(By: Kimberly Jacobs) On Christmas Day 2014, I came out to run a few hours with Phil. I think this may have actually been one of the first of many runs I did with him. It was clearly an emotional experience for Phil, as I watched him trying to hold back the tears during an interview with Marshall Zellinger. I too was inspired by the idea of running bringing value to someone else’s life. I’m hoping we can make it a tradition. Who will carry on the tradition? As the temperature got colder in 2015 and the holiday season was approaching, it was clear that I would be the one to do it. And it was clear who I would be running for.
Veterinary technicians work hard; they do it with passion and often times for little pay. Tristan McBride is one of these technicians. But she also does it with chronic, debilitating pain. At my veterinary hospital, she takes a moment to sit and rest her head on her arms. “Tristan, why don’t you go home?” She replies, “I can’t. I need the money.” Tristan has Diabetes, with many secondary complications associated with her disease. She suffers from chronic pancreatitis, the symptoms often times so severe that she needs to be hospitalized. Her kidney function is also affected, and it was recently discovered that the seizures she was and is still having, were being caused by an aneurysm. I knew that I couldn’t make the pain go away; but if somehow I could decrease her stress level with easing some of her financial burden, then it would hopefully make a difference. So I took the reins and started my run around Wash Park at midnight on Christmas Day 2015. Due to snow and ice, the 24 hours was cut short to 21 hours. I ran 60 miles and raised almost $3,000.
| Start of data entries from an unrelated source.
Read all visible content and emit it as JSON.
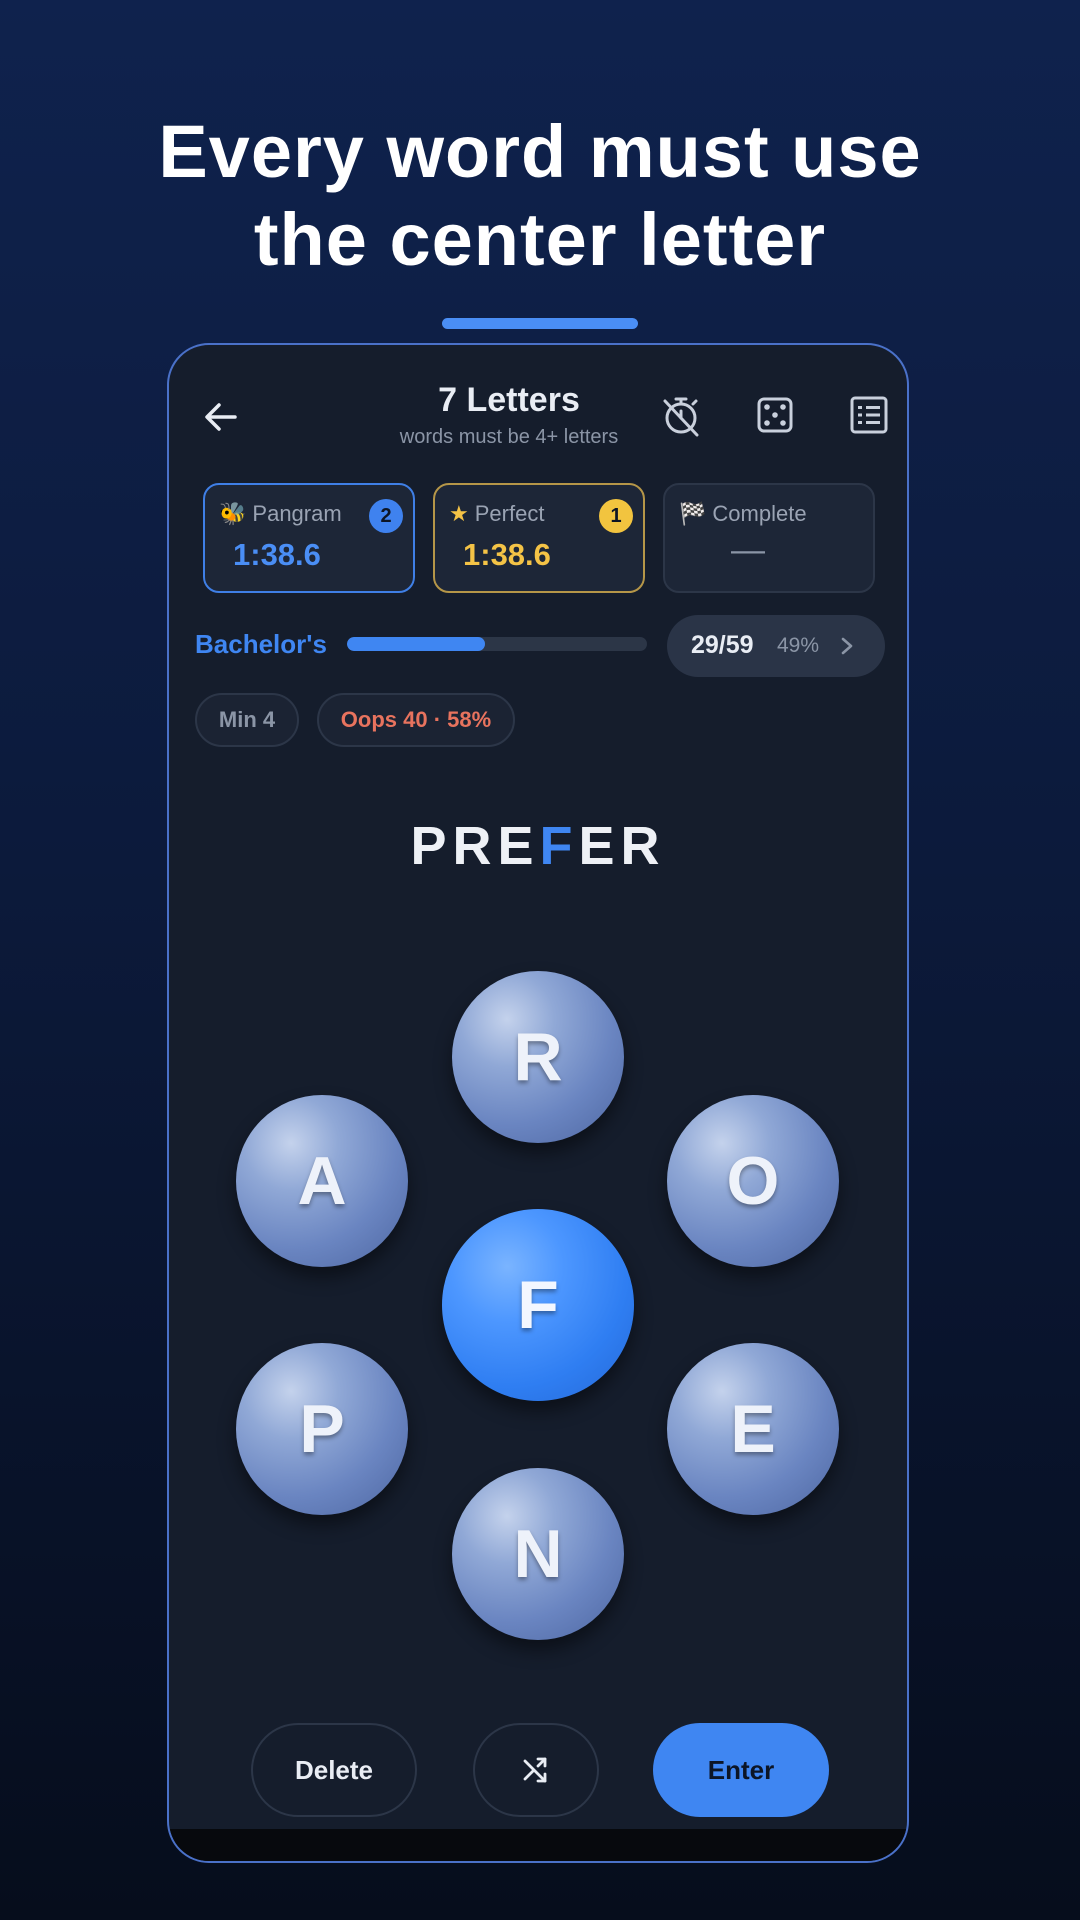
{
  "promo": {
    "headline_line1": "Every word must use",
    "headline_line2": "the center letter"
  },
  "header": {
    "title": "7 Letters",
    "subtitle": "words must be 4+ letters"
  },
  "stats": {
    "pangram": {
      "icon": "🐝",
      "label": "Pangram",
      "value": "1:38.6",
      "badge": "2"
    },
    "perfect": {
      "icon": "★",
      "label": "Perfect",
      "value": "1:38.6",
      "badge": "1"
    },
    "complete": {
      "icon": "🏁",
      "label": "Complete",
      "value": "—"
    }
  },
  "progress": {
    "rank": "Bachelor's",
    "fraction": 0.46,
    "count": "29/59",
    "percent": "49%"
  },
  "chips": {
    "min": "Min 4",
    "oops": "Oops 40 · 58%"
  },
  "current_word": {
    "before": "PRE",
    "highlight": "F",
    "after": "ER"
  },
  "letters": {
    "center": "F",
    "top": "R",
    "upper_left": "A",
    "upper_right": "O",
    "lower_left": "P",
    "lower_right": "E",
    "bottom": "N"
  },
  "buttons": {
    "delete": "Delete",
    "enter": "Enter"
  },
  "colors": {
    "accent": "#3f86f2",
    "gold": "#f4c346",
    "oops": "#e8735e"
  }
}
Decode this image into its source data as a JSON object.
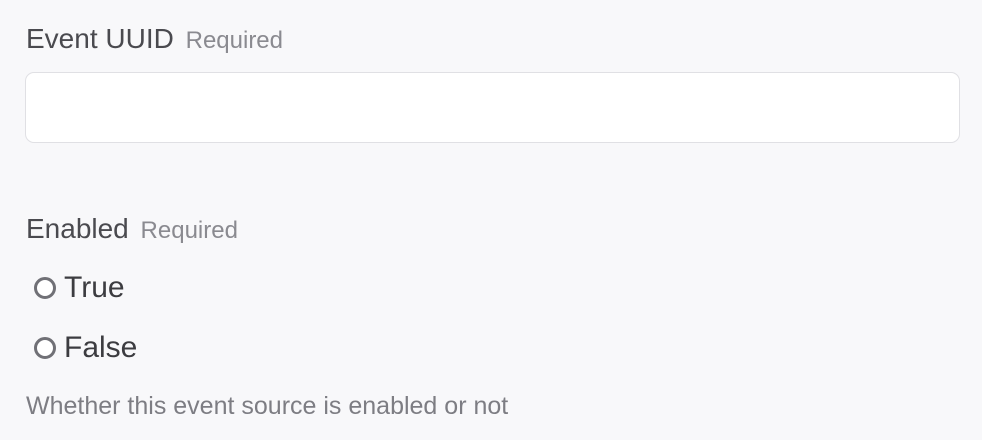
{
  "fields": {
    "event_uuid": {
      "label": "Event UUID",
      "required_tag": "Required",
      "value": "",
      "placeholder": ""
    },
    "enabled": {
      "label": "Enabled",
      "required_tag": "Required",
      "options": [
        {
          "label": "True",
          "selected": false
        },
        {
          "label": "False",
          "selected": false
        }
      ],
      "help_text": "Whether this event source is enabled or not"
    }
  },
  "colors": {
    "background": "#f8f8fa",
    "input_border": "#e0e0e4",
    "label": "#4a4a4f",
    "muted": "#8a8a90"
  }
}
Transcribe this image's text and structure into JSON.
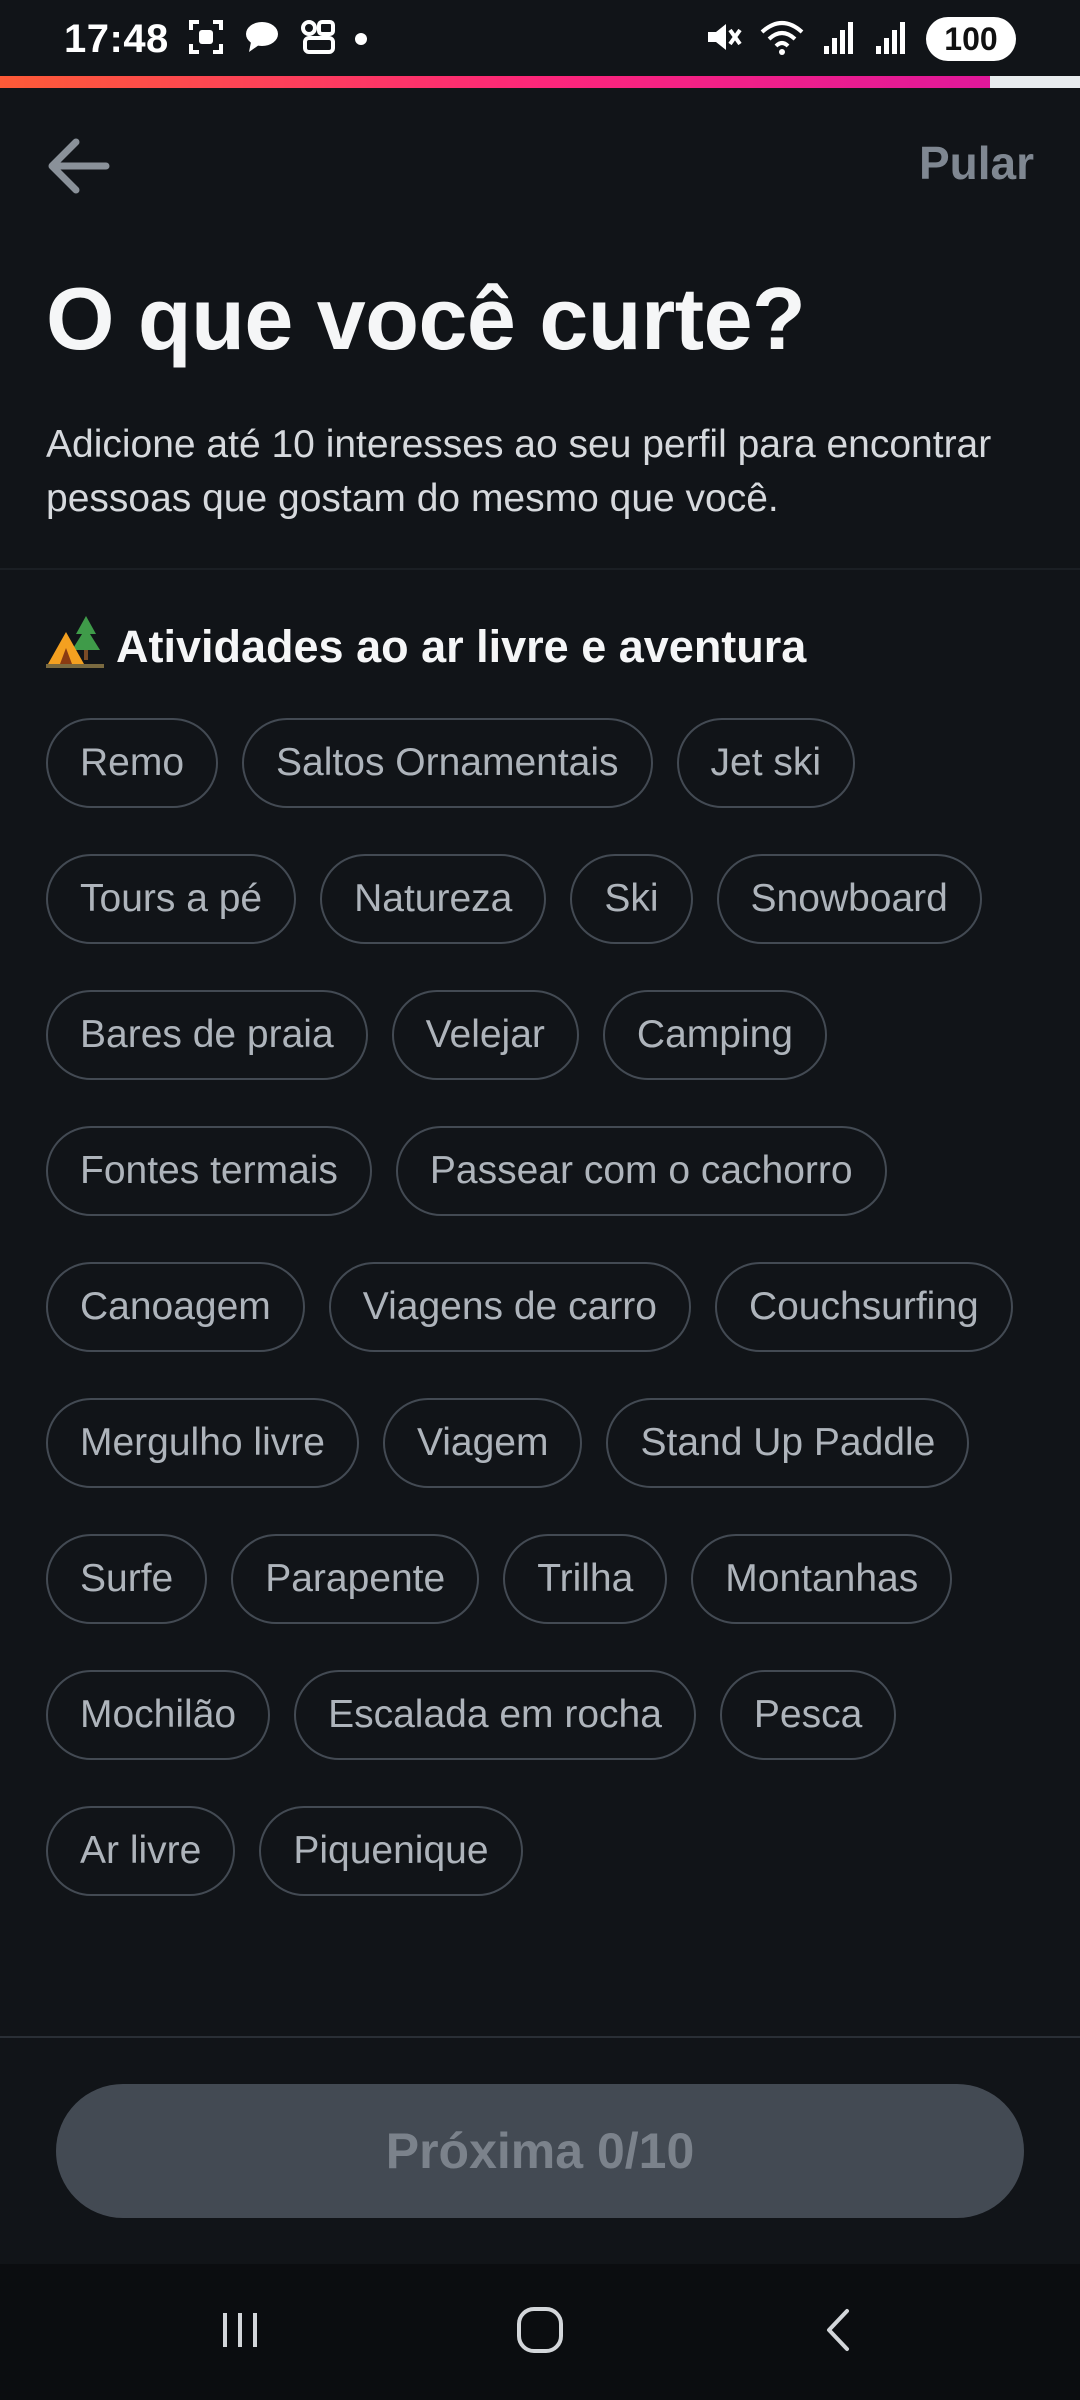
{
  "status_bar": {
    "time": "17:48",
    "battery": "100",
    "icons": [
      "screenshot-icon",
      "chat-bubble-icon",
      "app-switch-icon",
      "mute-icon",
      "wifi-icon",
      "signal-icon",
      "signal-icon"
    ]
  },
  "progress": {
    "fraction": 0.917
  },
  "header": {
    "back_icon": "arrow-left-icon",
    "skip_label": "Pular",
    "title": "O que você curte?",
    "subtitle": "Adicione até 10 interesses ao seu perfil para encontrar pessoas que gostam do mesmo que você."
  },
  "section": {
    "emoji": "camping-icon",
    "heading": "Atividades ao ar livre e aventura",
    "chips": [
      "Remo",
      "Saltos Ornamentais",
      "Jet ski",
      "Tours a pé",
      "Natureza",
      "Ski",
      "Snowboard",
      "Bares de praia",
      "Velejar",
      "Camping",
      "Fontes termais",
      "Passear com o cachorro",
      "Canoagem",
      "Viagens de carro",
      "Couchsurfing",
      "Mergulho livre",
      "Viagem",
      "Stand Up Paddle",
      "Surfe",
      "Parapente",
      "Trilha",
      "Montanhas",
      "Mochilão",
      "Escalada em rocha",
      "Pesca",
      "Ar livre",
      "Piquenique"
    ]
  },
  "footer": {
    "next_label": "Próxima 0/10"
  },
  "colors": {
    "background": "#111418",
    "chip_border": "#434a53",
    "chip_text": "#aeb4bb",
    "progress_gradient": [
      "#fd5b37",
      "#fd267a",
      "#e0189a"
    ],
    "button_disabled": "#434a53"
  },
  "nav_bar": {
    "icons": [
      "recent-apps-icon",
      "home-icon",
      "back-icon"
    ]
  }
}
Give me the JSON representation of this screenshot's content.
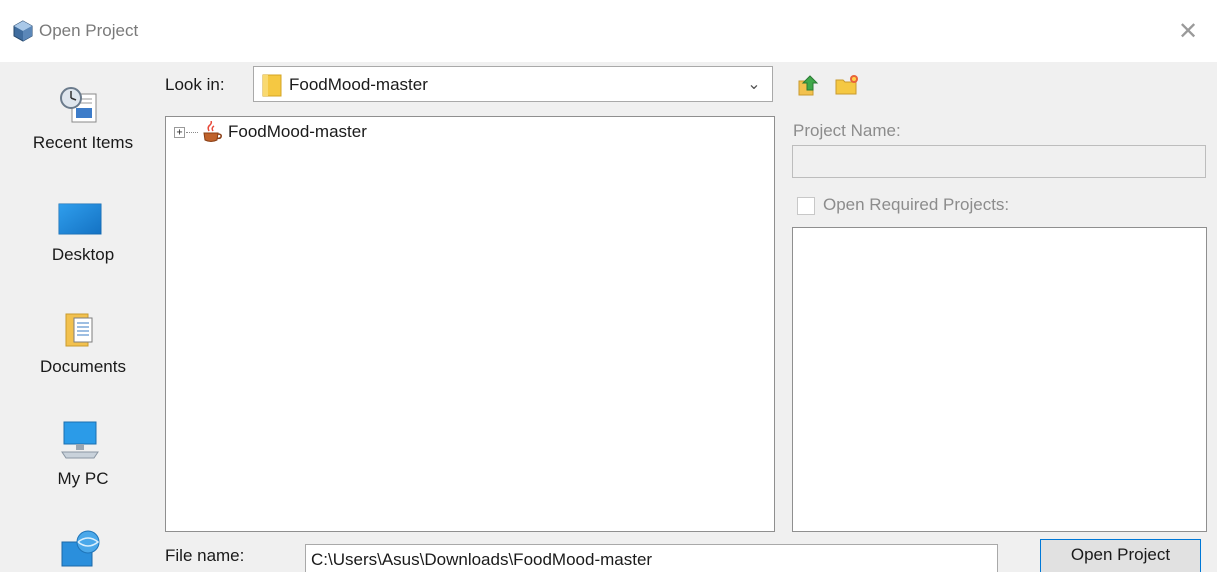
{
  "window": {
    "title": "Open Project",
    "close_glyph": "✕"
  },
  "places": {
    "items": [
      {
        "label": "Recent Items",
        "icon": "recent-items-icon"
      },
      {
        "label": "Desktop",
        "icon": "desktop-icon"
      },
      {
        "label": "Documents",
        "icon": "documents-icon"
      },
      {
        "label": "My PC",
        "icon": "computer-icon"
      },
      {
        "label": "",
        "icon": "network-icon"
      }
    ]
  },
  "lookin": {
    "label": "Look in:",
    "value": "FoodMood-master",
    "arrow": "⌄"
  },
  "toolbar": {
    "up_icon": "up-folder-icon",
    "new_icon": "new-folder-icon"
  },
  "tree": {
    "items": [
      {
        "label": "FoodMood-master",
        "expand": "+",
        "icon": "java-project-icon"
      }
    ]
  },
  "project": {
    "name_label": "Project Name:",
    "name_value": "",
    "required_label": "Open Required Projects:",
    "required_checked": false
  },
  "file": {
    "label": "File name:",
    "value": "C:\\Users\\Asus\\Downloads\\FoodMood-master"
  },
  "buttons": {
    "open_label": "Open Project"
  },
  "colors": {
    "accent": "#0078d7",
    "folder": "#f5c842",
    "background": "#f0f0f0"
  }
}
This year the tradition continues. Again, we will start running at 12:00 am on Christmas morning, but this year we plan to give back in a different way. Do you know anyone that wants to give running a try but doesn’t know how to get started? Do you know anyone that struggles with living a healthy lifestyle, and just needs some encouragement? This year we want to encourage as many women (and men) to come out and run with us, whether it’s for a single lap or for the entire duration. This year we want to encourage as many people to get a jump start on their New Year’s resolution. The trail running community is a special place; a place where we support each other. I’ve heard some people characterize the running community as intimidating, and for that reason have been reluctant to get started. This year we want to encourage as many people to embrace their fears and learn the joy of running. I challenge you to come out and run with us at Wash Park.
So that’s basically where I have spent my Christmas the last three years, and where I will be this year. As Kimberly said, she cut the run short last year due to weather and we ended up finishing the run eating Chinese takeout in a panel van. If anyone wants to make lasagna this year for us, it would be much appreciated.
Todd, Phil and Kim